A: Well, I thought that taken together they might tell an interesting story of everyday life, of growing up and growing older, that people could relate to. When Dundurn said yes, I was happy that some of our family story — as goofy as it sometimes is — would be preserved in a book.

 

Q: Some of the stories in the book are lighthearted, but some are not, like the story of your mom’s death.

A: Yes, as I wrote the columns, sometimes I just had to write about what was happening around me. That included when my aging parents got sick. When my dad died. How my mom coped and went on, and then, how she fell ill and died. These were some of the most important things that ever happened to me and, in a strange way, I just had to write about them. The same thing happened when our kids hit certain milestones or some other life event would occur and I would find myself trying to capture it, to write about it in a way that other people might enjoy.

 

Q: Are you excited about the book?

A: Yes, I am. I have high hopes for the book and have already made a down payment on a Ferrari. Well, it’s actually a small metal model of a Ferrari, kind of like a Dinky Toy, but a little bit bigger.

 

Q: That’s ridiculous.

A: I know. And please don’t tell my wife. She’s already mad that I have two other small metal cars.

Paul Benedetti

Posted by Dundurn Guest on December 6, 2014

Paul Benedetti

Paul Benedetti is an award-winning journalist, author, and writer. His essays have appeared in the Globe and Mail, Canadian Living, Reader’s Digest, and regularly in the Hamilton Spectator, where he has a widely read Saturday column.
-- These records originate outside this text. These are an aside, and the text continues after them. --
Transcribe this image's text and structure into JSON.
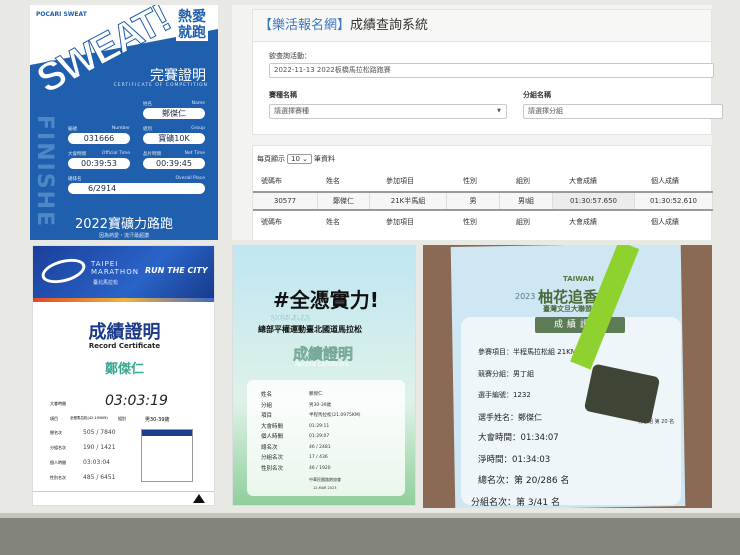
{
  "sweat_cert": {
    "logos": "POCARI SWEAT",
    "big_text": "SWEAT!",
    "slogan": [
      "熱愛",
      "就跑"
    ],
    "finish_text": "FINISHE",
    "title": "完賽證明",
    "subtitle": "CERTIFICATE OF COMPETITION",
    "fields": [
      {
        "label": "姓名",
        "label_en": "Name",
        "value": "鄭傑仁"
      },
      {
        "label": "編號",
        "label_en": "Number",
        "value": "031666"
      },
      {
        "label": "組別",
        "label_en": "Group",
        "value": "寶礦10K"
      },
      {
        "label": "大會時間",
        "label_en": "Official Time",
        "value": "00:39:53"
      },
      {
        "label": "晶片時間",
        "label_en": "Net Time",
        "value": "00:39:45"
      },
      {
        "label": "總排名",
        "label_en": "Overall Place",
        "value": "6/2914"
      }
    ],
    "event": "2022寶礦力路跑",
    "tagline": "因為熱愛・流汗最超讚"
  },
  "results_site": {
    "title_bracket": "【樂活報名網】",
    "title": "成績查詢系統",
    "event_label": "欲查詢活動：",
    "event_value": "2022-11-13 2022板橋馬拉松路跑賽",
    "race_label": "賽種名稱",
    "race_placeholder": "請選擇賽種",
    "group_label": "分組名稱",
    "group_placeholder": "請選擇分組",
    "per_page_prefix": "每頁顯示",
    "per_page": "10",
    "per_page_suffix": "筆資料",
    "columns": [
      "號碼布",
      "姓名",
      "參加項目",
      "性別",
      "組別",
      "大會成績",
      "個人成績"
    ],
    "rows": [
      [
        "30577",
        "鄭傑仁",
        "21K半馬組",
        "男",
        "男I組",
        "01:30:57.650",
        "01:30:52.610"
      ]
    ]
  },
  "taipei_cert": {
    "brand": "TAIPEI MARATHON",
    "brand_zh": "臺北馬拉松",
    "slogan": "RUN THE CITY",
    "title": "成績證明",
    "title_en": "Record Certificate",
    "name": "鄭傑仁",
    "official_time_label": "大會時間",
    "official_time": "03:03:19",
    "event_label": "項目",
    "event": "全程馬拉松(42.195KM)",
    "division_label": "組別",
    "division": "男30-39歲",
    "overall_label": "總名次",
    "overall": "505 / 7840",
    "division_place_label": "分組名次",
    "division_place": "190 / 1421",
    "net_time_label": "個人時間",
    "net_time": "03:03:04",
    "gender_place_label": "性別名次",
    "gender_place": "485 / 6451"
  },
  "equality_cert": {
    "headline": "#全憑實力!",
    "date": "2023.3.12",
    "event": "總部平權運動臺北國道馬拉松",
    "title": "成績證明",
    "title_en": "Record Certificate",
    "rows": [
      [
        "姓名",
        "鄭傑仁"
      ],
      [
        "分組",
        "男30-39歲"
      ],
      [
        "項目",
        "半程馬拉松(21.0975KM)"
      ],
      [
        "大會時間",
        "01:29:11"
      ],
      [
        "個人時間",
        "01:29:07"
      ],
      [
        "總名次",
        "46 / 2481"
      ],
      [
        "分組名次",
        "17 / 436"
      ],
      [
        "性別名次",
        "46 / 1920"
      ]
    ],
    "org": "中華民國路跑協會",
    "footer_date": "12.MAR 2023"
  },
  "photo_cert": {
    "brand": "TAIWAN",
    "year": "2023",
    "event": "柚花追香",
    "event_sub": "臺灣文旦大聯盟",
    "title": "成績證明",
    "rows": [
      [
        "參賽項目",
        "半程馬拉松組 21KM"
      ],
      [
        "競賽分組",
        "男丁組"
      ],
      [
        "選手編號",
        "1232"
      ],
      [
        "選手姓名",
        "鄭傑仁"
      ],
      [
        "大會時間",
        "01:34:07"
      ],
      [
        "淨時間",
        "01:34:03"
      ],
      [
        "總名次",
        "第 20/286 名"
      ],
      [
        "分組名次",
        "第 3/41 名"
      ]
    ],
    "side_note": "男子組 第 20 名"
  }
}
He has won the Ontario Newspaper Award for Humour Writing and Canada’s National Newspaper Award for Best Short Feature, and he teaches journalism at the University of Western Ontario.